Sunday, November 29, 2015

Post Thanksgiving Day Review of “Give Mom a Rest. Let Us Do The Cooking”

Thanksgiving Day Dinner Review

Like a walk in the Park

This year Ross and I decided to have our Thanksgiving dinner catered by one of our local restaurants,  The Vincentown Diner.  

They claim on their website's homepage "We are not your average diner".

"The Vincentown Diner is NOT just another Diner! We strive to bring you the highest quality food and service at very reasonable prices. Our chef inspired menu incorporates premium products, the freshest ingredients and generous portions. We use Organic Eggs, all local, grass-fed beef or Certified Angus Beef, premium cheeses, and cooking oils that contain no trans fats. Our house coffee is roasted locally and ground fresh every time we brew.

Local food and products such as produce, fruits, wine, honey, bread and blueberry iced tea confirm that "Local Tastes Better". Loyalty Club rewards provide another reason to stop by and don't forget to visit Jersey Jim's country store."

We have eaten at the Vtown Diner many times.  That's why we were fairly confident about ordering a complete Thanksgiving dinner from them.
But, still, it was the first time we have ever done that.  By that I mean, having Thanksgiving dinner, which is supposed to be all about homemade cooking, done by, well not us.

Ross picked up our dinner at 9:00 a.m. on Thursday.  Everything was packed up in a large cardboard box.   Included in the box was a 20 pound fully cooked, still on the frame, turkey - all nice and perfectly browned; four large trays containing mashed potatoes, candied yams, string beans and stuffing; two large containers of gravy; a large container of homemade cranberry sauce; a large loaf of ciabatta bread and a pumpkin pie.
There was enough food to feed at least 15-20 people.

The price for all of that was $129.00

All of the food was fully cooked but cold.  There were explicit instructions on how to re-heat everything.  First the turkey went into the oven at a preheated temperature of 300 degrees for 2-1/2 hours.
The four side dishes were stored in aluminum, oven ready, trays.  When the turkey came out, we put all four trays into the oven, poured the gravy into a saucepan to simmer on the stove.

We planned on serving dinner at 3:00 p.m.  By 1:00 we had everything organized, the table was set, the bread sliced, serving utensils and platters set out.

And Ross and I?  We were relaxing.  He was watching TV and I was listening to a book and knitting.

We celebrated Thanksgiving dinner with my daughter, son-in-law and three grandchildren.   Jen brought delicious macaroni and cheese, a pumpkin cheesecake and her famous chocolate chip cookies.

Did I mention there was a lot of food?  Once it was all set out on the table, I thought, Boy am I glad I didn't have to do all of that!

And then we dug in!

So the moment of truth.  Our review of the Vincentown "We are not your average" Diner's complete "Give mom a rest. Let us do the cooking for you" Thanksgiving Day dinner.

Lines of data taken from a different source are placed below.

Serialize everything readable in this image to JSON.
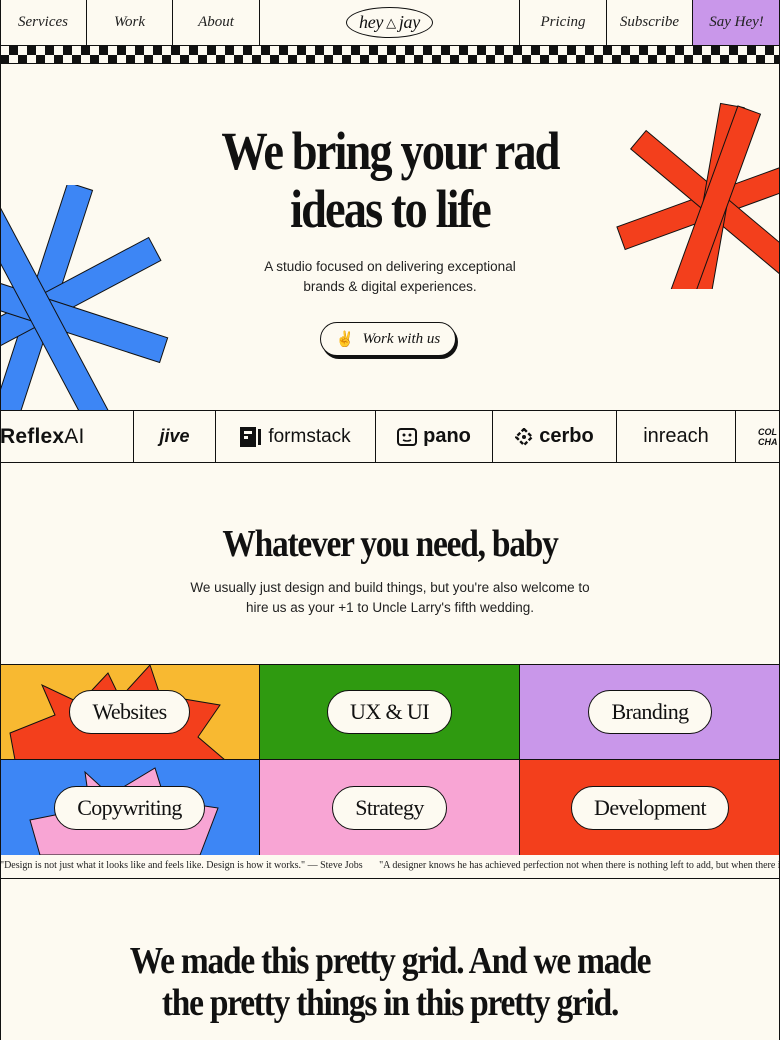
{
  "nav": {
    "left": [
      "Services",
      "Work",
      "About"
    ],
    "logo": {
      "word1": "hey",
      "mark": "△",
      "word2": "jay"
    },
    "right": [
      "Pricing",
      "Subscribe"
    ],
    "cta": "Say Hey!"
  },
  "hero": {
    "title_lines": [
      "We bring your rad",
      "ideas to life"
    ],
    "subtitle_lines": [
      "A studio focused on delivering exceptional",
      "brands & digital experiences."
    ],
    "button": {
      "emoji": "✌",
      "label": "Work with us"
    }
  },
  "clients": {
    "reflex": {
      "main": "Reflex",
      "suffix": "AI"
    },
    "jive": "jive",
    "formstack": "formstack",
    "pano": "pano",
    "cerbo": "cerbo",
    "inreach": "inreach",
    "partial_lines": [
      "COL",
      "CHA"
    ]
  },
  "services": {
    "title": "Whatever you need, baby",
    "subtitle_lines": [
      "We usually just design and build things, but you're also welcome to",
      "hire us as your +1 to Uncle Larry's fifth wedding."
    ],
    "tiles": [
      {
        "label": "Websites",
        "color": "#f8b931"
      },
      {
        "label": "UX & UI",
        "color": "#2f9a10"
      },
      {
        "label": "Branding",
        "color": "#c997ea"
      },
      {
        "label": "Copywriting",
        "color": "#3d86f5"
      },
      {
        "label": "Strategy",
        "color": "#f8a5d4"
      },
      {
        "label": "Development",
        "color": "#f33f1c"
      }
    ]
  },
  "quotes": [
    "\"Design is not just what it looks like and feels like. Design is how it works.\" — Steve Jobs",
    "\"A designer knows he has achieved perfection not when there is nothing left to add, but when there is nothing left to take away.\" —"
  ],
  "bottom": {
    "title_lines": [
      "We made this pretty grid. And we made",
      "the pretty things in this pretty grid."
    ]
  },
  "colors": {
    "background": "#fdfaf1",
    "star_red": "#f33f1c",
    "star_blue": "#3d86f5",
    "nav_cta": "#c997ea"
  }
}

It    Was    EXCELLENT!

Yes, everything was delicious.  We couldn't have done better ourselves.  The turkey was cooked to perfection.  Moist and tender.   The mashed potatoes were real potatoes, creamy and tasty.  The candied yams were apparently good.  I don't do yams.  But everyone else said they were good.  The stuffing was very good.  Ryan even went for seconds.  The string beans were fresh, not canned.
The whole berry cranberry sauce had just the right mixture of sweet and tang.  Derek said the pumpkin pie was the best he has ever had.

There was enough food leftover to feed us all again and again and then perhaps if we are not too tired of turkey dinner, once again.

I would highly recommend it.   And I would definitely do it again next year.

By the way, Jen, thanks for the cookies.  After you left, and everything was cleaned up and put away, I was ready for one of those cookies.  They were nowhere to be found.  I asked Ross, "Where are Jen's cookies?"
He said, "I put them in the freezer."
He put them in the freezer, tray and all, covered in plastic wrap.
"No, no," I said.
I took them out of the freezer and had one.  They are even better half frozen :).